A career in hospitality is perfect for an individual who tirelessly strives for excellence and loves the thrill of dazzling guests each evening. This line of work isn’t for everyone, however, so before you subject yourself to long hours on your feet, learn what it takes to become a food service manager.
Food service managers schedule, hire, discipline and develop the restaurant staff. They interact with guests to ensure their satisfaction, work with chefs to convey guest feedback, implement daily specials and regulate the consistency of the overall dining experience. A food service manager also tracks the inventory of paper supplies, liquor, menus and other restaurant items, keeping supplies stocked and within the restaurant’s budget. All the while, a food service manager seamlessly assists the floor staff as needed, bartending, conducting simple table maintenance, running food to tables and ushering guests to tables.
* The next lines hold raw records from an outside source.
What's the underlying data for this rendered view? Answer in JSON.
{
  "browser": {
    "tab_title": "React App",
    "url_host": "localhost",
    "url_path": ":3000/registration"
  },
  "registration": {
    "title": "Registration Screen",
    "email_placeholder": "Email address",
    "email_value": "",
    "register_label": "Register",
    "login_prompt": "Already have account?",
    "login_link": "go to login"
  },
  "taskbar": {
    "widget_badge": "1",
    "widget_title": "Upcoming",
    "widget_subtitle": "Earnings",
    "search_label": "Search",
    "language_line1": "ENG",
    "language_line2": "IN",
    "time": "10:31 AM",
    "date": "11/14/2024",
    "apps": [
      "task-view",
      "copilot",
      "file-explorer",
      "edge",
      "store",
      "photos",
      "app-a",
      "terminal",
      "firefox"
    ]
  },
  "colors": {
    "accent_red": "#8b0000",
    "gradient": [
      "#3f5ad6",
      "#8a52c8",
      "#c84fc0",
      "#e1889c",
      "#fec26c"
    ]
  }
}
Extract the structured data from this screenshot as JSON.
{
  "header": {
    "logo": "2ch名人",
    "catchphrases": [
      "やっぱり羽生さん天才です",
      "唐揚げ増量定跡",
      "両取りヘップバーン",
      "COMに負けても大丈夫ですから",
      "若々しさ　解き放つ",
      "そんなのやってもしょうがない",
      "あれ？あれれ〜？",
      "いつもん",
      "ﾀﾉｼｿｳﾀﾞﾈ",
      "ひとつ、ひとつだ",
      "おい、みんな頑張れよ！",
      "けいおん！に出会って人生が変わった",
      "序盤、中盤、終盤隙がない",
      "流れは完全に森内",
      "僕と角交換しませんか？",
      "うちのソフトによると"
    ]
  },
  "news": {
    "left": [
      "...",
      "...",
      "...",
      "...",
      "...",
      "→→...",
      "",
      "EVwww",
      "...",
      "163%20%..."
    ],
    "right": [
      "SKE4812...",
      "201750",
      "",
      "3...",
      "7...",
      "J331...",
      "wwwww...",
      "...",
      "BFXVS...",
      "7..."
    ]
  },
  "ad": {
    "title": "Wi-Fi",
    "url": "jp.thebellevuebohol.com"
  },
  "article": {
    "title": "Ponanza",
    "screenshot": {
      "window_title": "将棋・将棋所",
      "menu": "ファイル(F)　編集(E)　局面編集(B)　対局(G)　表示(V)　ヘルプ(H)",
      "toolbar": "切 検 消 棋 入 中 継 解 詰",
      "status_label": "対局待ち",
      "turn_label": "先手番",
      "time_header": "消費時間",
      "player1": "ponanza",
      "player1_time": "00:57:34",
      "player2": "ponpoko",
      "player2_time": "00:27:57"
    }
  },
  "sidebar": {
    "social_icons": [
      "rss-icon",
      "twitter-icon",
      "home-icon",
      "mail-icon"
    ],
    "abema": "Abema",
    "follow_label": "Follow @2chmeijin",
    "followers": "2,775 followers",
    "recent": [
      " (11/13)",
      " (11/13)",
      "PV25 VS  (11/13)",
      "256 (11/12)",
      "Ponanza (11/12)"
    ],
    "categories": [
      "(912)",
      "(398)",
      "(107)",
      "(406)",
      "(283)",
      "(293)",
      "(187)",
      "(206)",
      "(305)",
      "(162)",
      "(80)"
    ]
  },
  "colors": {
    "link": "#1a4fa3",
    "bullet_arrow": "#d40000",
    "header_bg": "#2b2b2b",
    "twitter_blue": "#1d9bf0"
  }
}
Most food service managers start as assistant managers, managing front-of-house workers like bussers or hosts. As they gain experience, they’re given more prominent departments like servers or bartenders. Eventually, food service managers become general managers, where they manage hourly employees and subordinate managers.
With time and experience, food service managers can open their own restaurants or pursue employment in corporate hospitality.
As of May 2006, the average annual earnings for food service managers has been $43,020, according to the U.S. Bureau of Labor Statistics. This figure varies widely according to experience level and location. Senior managers of metropolitan restaurants can earn $70,810 or more, while junior-level managers of limited-service establishments can earn $27,400 or less.
Many food service managers start their careers at the low end of the pay scale, but the opportunity for advancement is remarkable for the right candidate. Most prominent food personalities, like the Food Network’s Guy Fieri, began careers as food service managers.